**Items from an interface collection**
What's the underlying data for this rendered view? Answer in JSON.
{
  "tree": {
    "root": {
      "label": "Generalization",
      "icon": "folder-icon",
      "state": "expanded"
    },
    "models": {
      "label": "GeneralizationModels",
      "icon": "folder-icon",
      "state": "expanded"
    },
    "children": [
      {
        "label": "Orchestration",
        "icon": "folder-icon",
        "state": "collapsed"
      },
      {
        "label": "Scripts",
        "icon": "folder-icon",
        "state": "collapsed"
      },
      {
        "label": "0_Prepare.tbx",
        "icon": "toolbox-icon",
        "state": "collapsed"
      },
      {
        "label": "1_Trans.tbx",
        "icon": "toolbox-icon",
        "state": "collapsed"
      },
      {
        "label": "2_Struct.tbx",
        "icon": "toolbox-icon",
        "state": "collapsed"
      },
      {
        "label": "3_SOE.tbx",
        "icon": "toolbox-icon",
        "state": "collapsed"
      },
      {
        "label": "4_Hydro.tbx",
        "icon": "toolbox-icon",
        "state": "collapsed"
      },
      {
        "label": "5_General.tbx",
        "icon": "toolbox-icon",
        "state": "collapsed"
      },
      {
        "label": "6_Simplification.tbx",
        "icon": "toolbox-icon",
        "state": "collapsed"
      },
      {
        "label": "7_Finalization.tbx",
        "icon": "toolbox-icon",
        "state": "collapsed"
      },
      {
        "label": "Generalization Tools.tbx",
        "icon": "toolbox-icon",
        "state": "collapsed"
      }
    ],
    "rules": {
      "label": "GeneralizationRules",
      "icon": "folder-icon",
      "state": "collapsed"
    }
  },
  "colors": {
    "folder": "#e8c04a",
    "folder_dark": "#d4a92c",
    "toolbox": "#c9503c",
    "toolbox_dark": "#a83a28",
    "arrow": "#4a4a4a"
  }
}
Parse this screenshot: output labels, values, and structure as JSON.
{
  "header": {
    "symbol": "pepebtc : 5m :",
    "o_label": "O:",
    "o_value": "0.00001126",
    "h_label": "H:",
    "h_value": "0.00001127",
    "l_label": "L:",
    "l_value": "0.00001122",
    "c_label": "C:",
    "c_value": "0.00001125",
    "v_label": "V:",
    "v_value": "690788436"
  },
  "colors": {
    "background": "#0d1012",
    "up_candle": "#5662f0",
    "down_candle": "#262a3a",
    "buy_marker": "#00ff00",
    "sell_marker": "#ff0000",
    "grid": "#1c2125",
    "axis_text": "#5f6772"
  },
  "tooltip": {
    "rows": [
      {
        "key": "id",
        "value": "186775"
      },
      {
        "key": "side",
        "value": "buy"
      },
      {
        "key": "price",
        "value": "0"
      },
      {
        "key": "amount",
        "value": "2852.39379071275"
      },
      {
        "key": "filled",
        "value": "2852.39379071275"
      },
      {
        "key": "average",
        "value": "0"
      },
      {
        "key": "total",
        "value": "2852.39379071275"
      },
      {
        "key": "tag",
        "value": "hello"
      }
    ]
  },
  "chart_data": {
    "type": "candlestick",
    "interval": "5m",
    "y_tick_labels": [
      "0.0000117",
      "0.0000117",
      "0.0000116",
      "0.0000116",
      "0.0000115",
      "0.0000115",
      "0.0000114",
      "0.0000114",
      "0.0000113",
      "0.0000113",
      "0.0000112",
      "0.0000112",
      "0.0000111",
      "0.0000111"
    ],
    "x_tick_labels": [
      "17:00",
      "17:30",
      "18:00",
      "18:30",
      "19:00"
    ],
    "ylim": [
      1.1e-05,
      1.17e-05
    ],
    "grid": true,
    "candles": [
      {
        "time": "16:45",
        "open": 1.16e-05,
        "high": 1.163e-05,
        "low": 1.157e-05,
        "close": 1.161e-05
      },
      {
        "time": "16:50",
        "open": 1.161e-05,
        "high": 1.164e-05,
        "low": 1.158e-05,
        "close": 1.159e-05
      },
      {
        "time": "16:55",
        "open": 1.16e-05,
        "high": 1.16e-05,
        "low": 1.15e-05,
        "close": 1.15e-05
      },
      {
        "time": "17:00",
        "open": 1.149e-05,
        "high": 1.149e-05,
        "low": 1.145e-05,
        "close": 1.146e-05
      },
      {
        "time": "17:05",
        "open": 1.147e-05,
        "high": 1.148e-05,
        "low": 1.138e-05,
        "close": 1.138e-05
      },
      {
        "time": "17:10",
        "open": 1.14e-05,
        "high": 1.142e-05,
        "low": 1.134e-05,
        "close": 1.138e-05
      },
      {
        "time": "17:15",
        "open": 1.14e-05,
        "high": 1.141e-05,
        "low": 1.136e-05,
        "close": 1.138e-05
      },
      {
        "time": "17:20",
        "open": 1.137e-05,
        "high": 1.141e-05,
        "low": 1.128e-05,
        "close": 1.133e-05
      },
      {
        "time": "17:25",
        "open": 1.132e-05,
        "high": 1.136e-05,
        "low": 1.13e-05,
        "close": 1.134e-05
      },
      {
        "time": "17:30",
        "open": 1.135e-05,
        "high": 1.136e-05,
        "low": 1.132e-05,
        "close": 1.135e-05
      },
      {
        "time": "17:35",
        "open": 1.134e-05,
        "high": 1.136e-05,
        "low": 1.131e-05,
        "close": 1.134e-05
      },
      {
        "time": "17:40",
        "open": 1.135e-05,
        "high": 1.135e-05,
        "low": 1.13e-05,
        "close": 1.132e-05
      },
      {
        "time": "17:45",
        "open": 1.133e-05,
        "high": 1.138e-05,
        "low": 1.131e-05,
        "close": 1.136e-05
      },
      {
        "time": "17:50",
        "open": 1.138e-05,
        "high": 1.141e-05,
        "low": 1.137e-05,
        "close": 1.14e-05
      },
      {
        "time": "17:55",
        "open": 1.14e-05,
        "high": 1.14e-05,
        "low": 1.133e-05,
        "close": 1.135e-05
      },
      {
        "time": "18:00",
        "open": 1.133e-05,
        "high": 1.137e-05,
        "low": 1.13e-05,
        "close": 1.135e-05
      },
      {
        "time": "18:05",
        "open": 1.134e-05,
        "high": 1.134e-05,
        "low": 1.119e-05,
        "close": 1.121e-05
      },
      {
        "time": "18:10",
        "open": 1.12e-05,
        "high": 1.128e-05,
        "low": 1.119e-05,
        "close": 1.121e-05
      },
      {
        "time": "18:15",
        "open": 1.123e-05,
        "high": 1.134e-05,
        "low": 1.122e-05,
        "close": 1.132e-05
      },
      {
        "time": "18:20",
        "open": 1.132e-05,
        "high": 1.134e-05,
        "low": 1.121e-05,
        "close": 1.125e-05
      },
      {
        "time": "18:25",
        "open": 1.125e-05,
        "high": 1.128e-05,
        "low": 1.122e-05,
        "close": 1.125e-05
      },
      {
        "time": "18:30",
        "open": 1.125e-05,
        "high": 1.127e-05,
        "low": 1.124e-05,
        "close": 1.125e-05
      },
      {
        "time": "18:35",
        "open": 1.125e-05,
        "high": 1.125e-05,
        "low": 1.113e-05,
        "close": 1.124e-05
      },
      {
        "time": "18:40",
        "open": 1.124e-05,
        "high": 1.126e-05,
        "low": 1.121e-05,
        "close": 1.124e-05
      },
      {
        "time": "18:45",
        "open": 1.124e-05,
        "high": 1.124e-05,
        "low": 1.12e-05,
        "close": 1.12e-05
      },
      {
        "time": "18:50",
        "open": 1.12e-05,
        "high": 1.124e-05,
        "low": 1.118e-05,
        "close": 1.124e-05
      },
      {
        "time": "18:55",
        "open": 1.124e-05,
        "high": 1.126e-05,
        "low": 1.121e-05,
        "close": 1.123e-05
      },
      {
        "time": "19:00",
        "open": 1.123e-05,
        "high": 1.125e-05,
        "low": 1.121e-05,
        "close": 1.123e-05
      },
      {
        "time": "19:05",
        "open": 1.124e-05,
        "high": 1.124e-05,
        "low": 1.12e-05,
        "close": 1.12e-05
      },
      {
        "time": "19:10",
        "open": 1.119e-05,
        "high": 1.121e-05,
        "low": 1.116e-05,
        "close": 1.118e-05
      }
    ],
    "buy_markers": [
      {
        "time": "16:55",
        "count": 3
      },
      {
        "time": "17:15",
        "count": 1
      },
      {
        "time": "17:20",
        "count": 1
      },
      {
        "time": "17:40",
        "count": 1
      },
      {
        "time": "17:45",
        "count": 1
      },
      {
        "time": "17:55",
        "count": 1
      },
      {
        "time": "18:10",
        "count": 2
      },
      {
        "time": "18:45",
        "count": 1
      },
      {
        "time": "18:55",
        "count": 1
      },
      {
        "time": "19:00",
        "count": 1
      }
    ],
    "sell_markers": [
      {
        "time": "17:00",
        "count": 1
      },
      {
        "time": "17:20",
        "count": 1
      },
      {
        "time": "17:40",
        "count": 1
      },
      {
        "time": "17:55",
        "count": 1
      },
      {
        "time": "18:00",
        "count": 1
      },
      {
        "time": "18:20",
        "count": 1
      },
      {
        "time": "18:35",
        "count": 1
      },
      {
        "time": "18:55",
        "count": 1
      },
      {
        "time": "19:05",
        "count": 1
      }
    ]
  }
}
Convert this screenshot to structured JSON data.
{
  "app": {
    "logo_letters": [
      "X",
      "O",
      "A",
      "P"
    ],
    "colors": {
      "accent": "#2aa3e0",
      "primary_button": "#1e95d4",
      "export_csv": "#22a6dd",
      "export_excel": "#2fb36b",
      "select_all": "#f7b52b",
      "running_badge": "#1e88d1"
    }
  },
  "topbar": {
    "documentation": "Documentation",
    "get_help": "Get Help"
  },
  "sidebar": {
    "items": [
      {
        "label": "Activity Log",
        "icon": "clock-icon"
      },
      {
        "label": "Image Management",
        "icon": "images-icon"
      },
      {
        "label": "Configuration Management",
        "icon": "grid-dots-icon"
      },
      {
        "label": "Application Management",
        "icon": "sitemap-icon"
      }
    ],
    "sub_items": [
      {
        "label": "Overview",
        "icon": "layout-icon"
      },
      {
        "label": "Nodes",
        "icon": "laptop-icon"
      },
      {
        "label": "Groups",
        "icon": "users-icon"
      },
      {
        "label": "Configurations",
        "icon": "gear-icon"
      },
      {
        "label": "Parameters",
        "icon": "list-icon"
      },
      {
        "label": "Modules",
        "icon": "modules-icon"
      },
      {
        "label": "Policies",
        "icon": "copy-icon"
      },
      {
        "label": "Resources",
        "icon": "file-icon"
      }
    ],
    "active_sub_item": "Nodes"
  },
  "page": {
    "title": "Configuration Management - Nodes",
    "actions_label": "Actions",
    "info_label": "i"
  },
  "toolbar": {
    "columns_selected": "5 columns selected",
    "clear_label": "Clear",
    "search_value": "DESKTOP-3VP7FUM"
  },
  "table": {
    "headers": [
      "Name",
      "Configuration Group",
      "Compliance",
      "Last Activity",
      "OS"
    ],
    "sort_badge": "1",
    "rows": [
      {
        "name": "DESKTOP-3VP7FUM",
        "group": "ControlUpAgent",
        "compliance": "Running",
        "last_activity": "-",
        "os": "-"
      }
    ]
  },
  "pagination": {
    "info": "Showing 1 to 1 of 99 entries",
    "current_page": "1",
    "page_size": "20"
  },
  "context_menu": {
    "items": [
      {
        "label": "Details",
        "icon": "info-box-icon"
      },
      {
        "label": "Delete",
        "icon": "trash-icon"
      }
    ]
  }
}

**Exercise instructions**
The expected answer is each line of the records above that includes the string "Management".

**Solution**
        "label": "Image Management",
        "label": "Configuration Management",
        "label": "Application Management",
    "title": "Configuration Management - Nodes",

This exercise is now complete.